#### Given entries
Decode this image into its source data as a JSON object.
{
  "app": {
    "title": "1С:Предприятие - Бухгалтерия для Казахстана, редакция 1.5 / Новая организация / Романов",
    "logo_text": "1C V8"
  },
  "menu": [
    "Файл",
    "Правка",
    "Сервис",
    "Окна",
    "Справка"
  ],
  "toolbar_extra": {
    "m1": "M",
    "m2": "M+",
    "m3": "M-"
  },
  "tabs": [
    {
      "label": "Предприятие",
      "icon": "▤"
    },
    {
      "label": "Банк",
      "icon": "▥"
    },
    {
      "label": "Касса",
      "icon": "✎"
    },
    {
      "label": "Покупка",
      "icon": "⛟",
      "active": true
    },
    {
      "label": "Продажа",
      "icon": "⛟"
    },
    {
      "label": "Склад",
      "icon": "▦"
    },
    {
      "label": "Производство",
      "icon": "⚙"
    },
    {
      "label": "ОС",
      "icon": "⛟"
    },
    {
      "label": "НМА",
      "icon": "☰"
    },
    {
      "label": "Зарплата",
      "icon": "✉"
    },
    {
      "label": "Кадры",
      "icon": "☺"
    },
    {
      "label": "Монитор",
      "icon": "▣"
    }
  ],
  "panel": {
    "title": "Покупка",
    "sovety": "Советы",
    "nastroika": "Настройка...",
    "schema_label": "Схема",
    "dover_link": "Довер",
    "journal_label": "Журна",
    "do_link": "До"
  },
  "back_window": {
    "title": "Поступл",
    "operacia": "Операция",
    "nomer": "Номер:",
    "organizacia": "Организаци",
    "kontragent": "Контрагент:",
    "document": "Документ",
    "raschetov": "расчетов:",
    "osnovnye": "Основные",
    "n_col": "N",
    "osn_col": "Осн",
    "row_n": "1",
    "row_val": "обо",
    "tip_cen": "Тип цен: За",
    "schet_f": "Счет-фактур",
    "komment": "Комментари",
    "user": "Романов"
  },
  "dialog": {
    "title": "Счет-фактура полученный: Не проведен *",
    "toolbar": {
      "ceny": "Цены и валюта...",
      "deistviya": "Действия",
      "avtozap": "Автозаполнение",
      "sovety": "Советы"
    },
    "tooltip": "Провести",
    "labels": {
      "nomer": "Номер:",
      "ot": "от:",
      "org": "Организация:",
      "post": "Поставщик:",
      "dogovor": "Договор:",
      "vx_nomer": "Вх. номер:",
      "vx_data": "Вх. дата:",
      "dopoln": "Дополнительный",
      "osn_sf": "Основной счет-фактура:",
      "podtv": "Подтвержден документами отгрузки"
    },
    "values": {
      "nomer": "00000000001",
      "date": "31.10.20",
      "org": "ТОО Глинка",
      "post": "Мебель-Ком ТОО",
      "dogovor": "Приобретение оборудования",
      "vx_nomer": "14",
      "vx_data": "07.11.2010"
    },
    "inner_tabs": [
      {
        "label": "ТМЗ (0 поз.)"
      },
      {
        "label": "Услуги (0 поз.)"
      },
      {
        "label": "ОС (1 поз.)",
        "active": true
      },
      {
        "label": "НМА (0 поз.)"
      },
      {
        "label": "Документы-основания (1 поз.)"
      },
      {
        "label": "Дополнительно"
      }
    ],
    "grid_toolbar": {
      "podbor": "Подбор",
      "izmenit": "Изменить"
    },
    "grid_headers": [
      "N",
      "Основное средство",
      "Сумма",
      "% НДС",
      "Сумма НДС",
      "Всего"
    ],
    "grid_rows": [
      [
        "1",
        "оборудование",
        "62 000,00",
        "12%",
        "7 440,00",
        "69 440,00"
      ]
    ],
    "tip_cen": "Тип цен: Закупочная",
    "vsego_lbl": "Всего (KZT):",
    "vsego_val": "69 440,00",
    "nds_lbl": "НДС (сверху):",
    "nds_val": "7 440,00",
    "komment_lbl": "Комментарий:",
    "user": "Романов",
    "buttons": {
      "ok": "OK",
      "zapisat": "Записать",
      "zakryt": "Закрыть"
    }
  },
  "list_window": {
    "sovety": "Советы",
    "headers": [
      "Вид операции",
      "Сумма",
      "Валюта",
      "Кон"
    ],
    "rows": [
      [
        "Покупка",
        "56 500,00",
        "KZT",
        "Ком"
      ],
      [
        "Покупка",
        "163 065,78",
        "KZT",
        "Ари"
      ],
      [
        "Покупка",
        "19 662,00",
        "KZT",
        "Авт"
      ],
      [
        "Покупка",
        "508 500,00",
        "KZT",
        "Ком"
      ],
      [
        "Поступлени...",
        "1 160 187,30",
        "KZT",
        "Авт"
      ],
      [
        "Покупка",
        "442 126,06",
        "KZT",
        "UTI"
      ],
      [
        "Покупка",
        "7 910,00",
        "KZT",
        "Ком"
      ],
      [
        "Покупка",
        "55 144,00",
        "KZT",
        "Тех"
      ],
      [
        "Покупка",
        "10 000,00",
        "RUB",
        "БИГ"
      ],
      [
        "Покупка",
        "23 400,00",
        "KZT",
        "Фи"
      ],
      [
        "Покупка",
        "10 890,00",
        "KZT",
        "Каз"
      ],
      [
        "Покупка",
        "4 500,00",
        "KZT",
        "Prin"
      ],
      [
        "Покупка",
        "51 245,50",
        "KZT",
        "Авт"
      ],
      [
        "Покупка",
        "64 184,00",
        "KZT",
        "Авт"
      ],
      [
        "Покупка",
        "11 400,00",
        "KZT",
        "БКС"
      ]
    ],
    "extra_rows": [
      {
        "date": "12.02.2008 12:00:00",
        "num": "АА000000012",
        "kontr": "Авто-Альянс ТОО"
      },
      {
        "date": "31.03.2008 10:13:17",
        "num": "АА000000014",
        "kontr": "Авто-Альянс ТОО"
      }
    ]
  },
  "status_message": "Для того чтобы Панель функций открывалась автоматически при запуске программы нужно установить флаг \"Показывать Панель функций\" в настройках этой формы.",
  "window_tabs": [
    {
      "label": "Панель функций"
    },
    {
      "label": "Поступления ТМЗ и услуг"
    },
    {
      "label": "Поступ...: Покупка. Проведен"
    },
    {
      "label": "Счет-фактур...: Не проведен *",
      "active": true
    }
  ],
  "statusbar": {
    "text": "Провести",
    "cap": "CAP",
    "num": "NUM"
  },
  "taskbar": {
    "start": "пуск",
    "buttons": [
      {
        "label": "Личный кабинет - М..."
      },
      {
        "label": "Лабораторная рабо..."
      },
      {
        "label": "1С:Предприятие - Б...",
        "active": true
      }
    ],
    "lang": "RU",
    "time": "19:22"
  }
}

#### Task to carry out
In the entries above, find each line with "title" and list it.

#### Exercise answer
    "title": "1С:Предприятие - Бухгалтерия для Казахстана, редакция 1.5 / Новая организация / Романов",
    "title": "Покупка",
    "title": "Поступл",
    "title": "Счет-фактура полученный: Не проведен *",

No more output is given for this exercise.